-------- Input material

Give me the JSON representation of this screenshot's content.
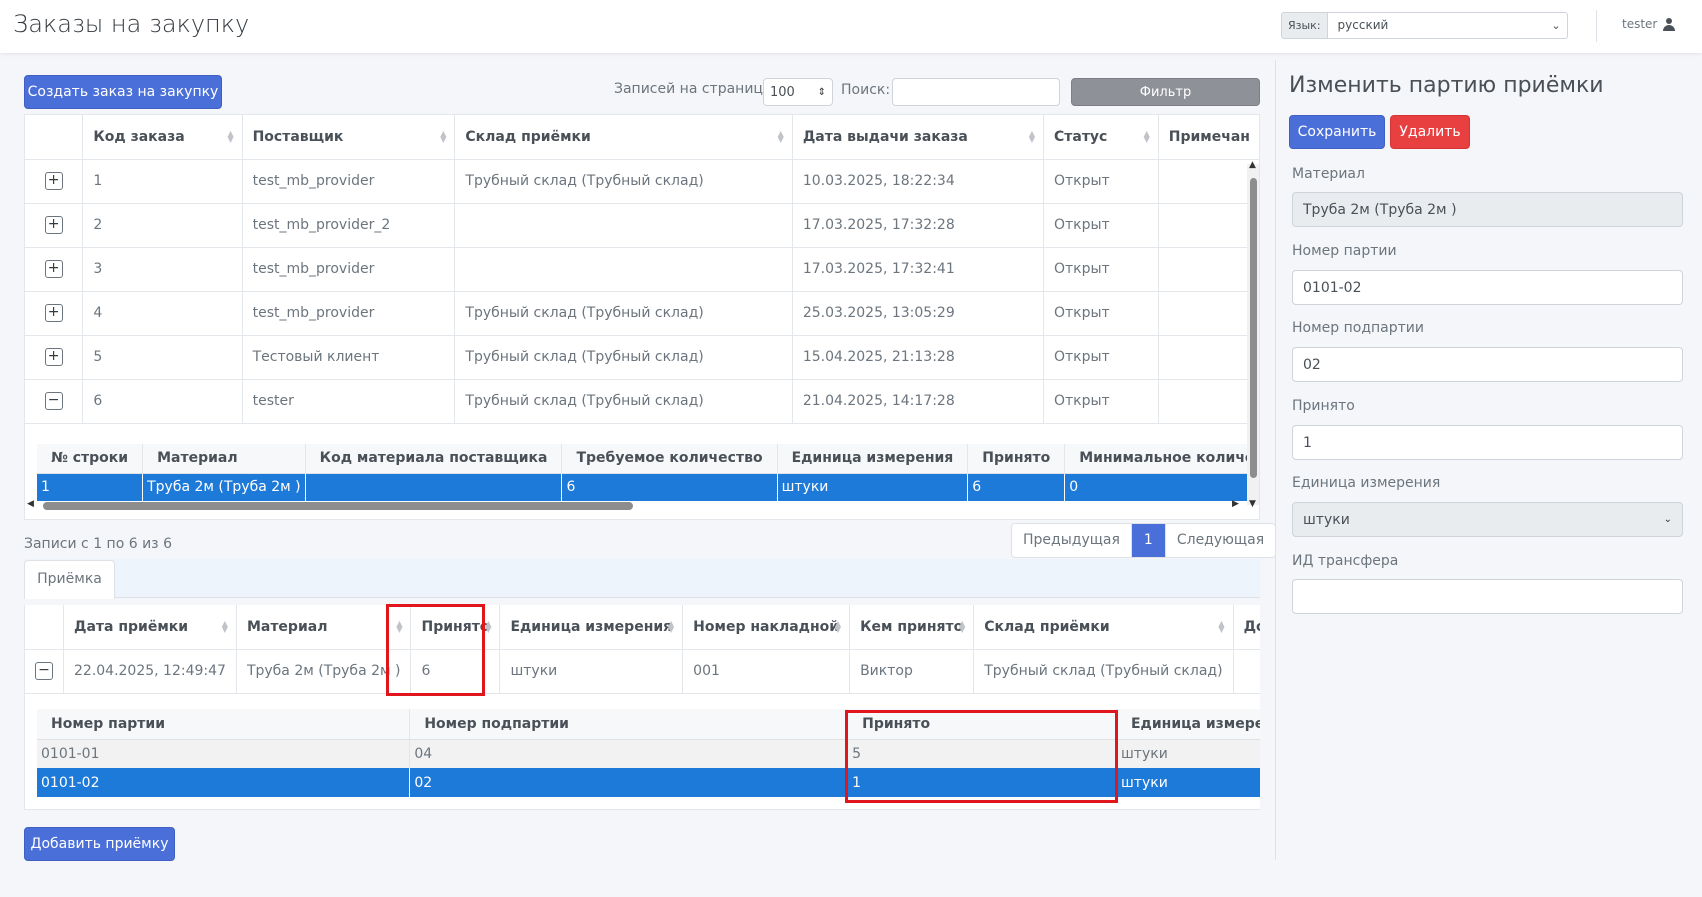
{
  "header": {
    "title": "Заказы на закупку",
    "lang_label": "Язык:",
    "lang_value": "русский",
    "user": "tester"
  },
  "toolbar": {
    "create_button": "Создать заказ на закупку",
    "per_page_label": "Записей на страницу:",
    "per_page_value": "100",
    "search_label": "Поиск:",
    "search_value": "",
    "filter_button": "Фильтр"
  },
  "orders": {
    "columns": [
      "Код заказа",
      "Поставщик",
      "Склад приёмки",
      "Дата выдачи заказа",
      "Статус",
      "Примечан"
    ],
    "rows": [
      {
        "toggle": "+",
        "id": "1",
        "supplier": "test_mb_provider",
        "warehouse": "Трубный склад (Трубный склад)",
        "date": "10.03.2025, 18:22:34",
        "status": "Открыт"
      },
      {
        "toggle": "+",
        "id": "2",
        "supplier": "test_mb_provider_2",
        "warehouse": "",
        "date": "17.03.2025, 17:32:28",
        "status": "Открыт"
      },
      {
        "toggle": "+",
        "id": "3",
        "supplier": "test_mb_provider",
        "warehouse": "",
        "date": "17.03.2025, 17:32:41",
        "status": "Открыт"
      },
      {
        "toggle": "+",
        "id": "4",
        "supplier": "test_mb_provider",
        "warehouse": "Трубный склад (Трубный склад)",
        "date": "25.03.2025, 13:05:29",
        "status": "Открыт"
      },
      {
        "toggle": "+",
        "id": "5",
        "supplier": "Тестовый клиент",
        "warehouse": "Трубный склад (Трубный склад)",
        "date": "15.04.2025, 21:13:28",
        "status": "Открыт"
      },
      {
        "toggle": "−",
        "id": "6",
        "supplier": "tester",
        "warehouse": "Трубный склад (Трубный склад)",
        "date": "21.04.2025, 14:17:28",
        "status": "Открыт"
      }
    ],
    "sub_columns": [
      "№ строки",
      "Материал",
      "Код материала поставщика",
      "Требуемое количество",
      "Единица измерения",
      "Принято",
      "Минимальное количество"
    ],
    "sub_rows": [
      [
        "1",
        "Труба 2м (Труба 2м )",
        "",
        "6",
        "штуки",
        "6",
        "0"
      ]
    ]
  },
  "pagination": {
    "info": "Записи с 1 по 6 из 6",
    "prev": "Предыдущая",
    "page": "1",
    "next": "Следующая"
  },
  "receipts": {
    "tab": "Приёмка",
    "columns": [
      "Дата приёмки",
      "Материал",
      "Принято",
      "Единица измерения",
      "Номер накладной",
      "Кем принято",
      "Склад приёмки",
      "Дополни"
    ],
    "row": {
      "toggle": "−",
      "date": "22.04.2025, 12:49:47",
      "material": "Труба 2м (Труба 2м )",
      "accepted": "6",
      "unit": "штуки",
      "invoice": "001",
      "by": "Виктор",
      "warehouse": "Трубный склад (Трубный склад)"
    },
    "sub_columns": [
      "Номер партии",
      "Номер подпартии",
      "Принято",
      "Единица измерен"
    ],
    "sub_rows": [
      [
        "0101-01",
        "04",
        "5",
        "штуки"
      ],
      [
        "0101-02",
        "02",
        "1",
        "штуки"
      ]
    ],
    "add_button": "Добавить приёмку"
  },
  "edit_panel": {
    "title": "Изменить партию приёмки",
    "save": "Сохранить",
    "delete": "Удалить",
    "material_label": "Материал",
    "material_value": "Труба 2м (Труба 2м )",
    "batch_label": "Номер партии",
    "batch_value": "0101-02",
    "subbatch_label": "Номер подпартии",
    "subbatch_value": "02",
    "accepted_label": "Принято",
    "accepted_value": "1",
    "unit_label": "Единица измерения",
    "unit_value": "штуки",
    "transfer_label": "ИД трансфера",
    "transfer_value": ""
  },
  "colors": {
    "primary": "#4b6fd8",
    "danger": "#e84040",
    "selected_row": "#1e7ad8",
    "highlight_box": "#e0161c"
  }
}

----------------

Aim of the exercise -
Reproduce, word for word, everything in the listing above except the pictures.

Written response -
Give me the JSON representation of this screenshot's content.
{
  "header": {
    "title": "Заказы на закупку",
    "lang_label": "Язык:",
    "lang_value": "русский",
    "user": "tester"
  },
  "toolbar": {
    "create_button": "Создать заказ на закупку",
    "per_page_label": "Записей на страницу:",
    "per_page_value": "100",
    "search_label": "Поиск:",
    "search_value": "",
    "filter_button": "Фильтр"
  },
  "orders": {
    "columns": [
      "Код заказа",
      "Поставщик",
      "Склад приёмки",
      "Дата выдачи заказа",
      "Статус",
      "Примечан"
    ],
    "rows": [
      {
        "toggle": "+",
        "id": "1",
        "supplier": "test_mb_provider",
        "warehouse": "Трубный склад (Трубный склад)",
        "date": "10.03.2025, 18:22:34",
        "status": "Открыт"
      },
      {
        "toggle": "+",
        "id": "2",
        "supplier": "test_mb_provider_2",
        "warehouse": "",
        "date": "17.03.2025, 17:32:28",
        "status": "Открыт"
      },
      {
        "toggle": "+",
        "id": "3",
        "supplier": "test_mb_provider",
        "warehouse": "",
        "date": "17.03.2025, 17:32:41",
        "status": "Открыт"
      },
      {
        "toggle": "+",
        "id": "4",
        "supplier": "test_mb_provider",
        "warehouse": "Трубный склад (Трубный склад)",
        "date": "25.03.2025, 13:05:29",
        "status": "Открыт"
      },
      {
        "toggle": "+",
        "id": "5",
        "supplier": "Тестовый клиент",
        "warehouse": "Трубный склад (Трубный склад)",
        "date": "15.04.2025, 21:13:28",
        "status": "Открыт"
      },
      {
        "toggle": "−",
        "id": "6",
        "supplier": "tester",
        "warehouse": "Трубный склад (Трубный склад)",
        "date": "21.04.2025, 14:17:28",
        "status": "Открыт"
      }
    ],
    "sub_columns": [
      "№ строки",
      "Материал",
      "Код материала поставщика",
      "Требуемое количество",
      "Единица измерения",
      "Принято",
      "Минимальное количество"
    ],
    "sub_rows": [
      [
        "1",
        "Труба 2м (Труба 2м )",
        "",
        "6",
        "штуки",
        "6",
        "0"
      ]
    ]
  },
  "pagination": {
    "info": "Записи с 1 по 6 из 6",
    "prev": "Предыдущая",
    "page": "1",
    "next": "Следующая"
  },
  "receipts": {
    "tab": "Приёмка",
    "columns": [
      "Дата приёмки",
      "Материал",
      "Принято",
      "Единица измерения",
      "Номер накладной",
      "Кем принято",
      "Склад приёмки",
      "Дополни"
    ],
    "row": {
      "toggle": "−",
      "date": "22.04.2025, 12:49:47",
      "material": "Труба 2м (Труба 2м )",
      "accepted": "6",
      "unit": "штуки",
      "invoice": "001",
      "by": "Виктор",
      "warehouse": "Трубный склад (Трубный склад)"
    },
    "sub_columns": [
      "Номер партии",
      "Номер подпартии",
      "Принято",
      "Единица измерен"
    ],
    "sub_rows": [
      [
        "0101-01",
        "04",
        "5",
        "штуки"
      ],
      [
        "0101-02",
        "02",
        "1",
        "штуки"
      ]
    ],
    "add_button": "Добавить приёмку"
  },
  "edit_panel": {
    "title": "Изменить партию приёмки",
    "save": "Сохранить",
    "delete": "Удалить",
    "material_label": "Материал",
    "material_value": "Труба 2м (Труба 2м )",
    "batch_label": "Номер партии",
    "batch_value": "0101-02",
    "subbatch_label": "Номер подпартии",
    "subbatch_value": "02",
    "accepted_label": "Принято",
    "accepted_value": "1",
    "unit_label": "Единица измерения",
    "unit_value": "штуки",
    "transfer_label": "ИД трансфера",
    "transfer_value": ""
  },
  "colors": {
    "primary": "#4b6fd8",
    "danger": "#e84040",
    "selected_row": "#1e7ad8",
    "highlight_box": "#e0161c"
  }
}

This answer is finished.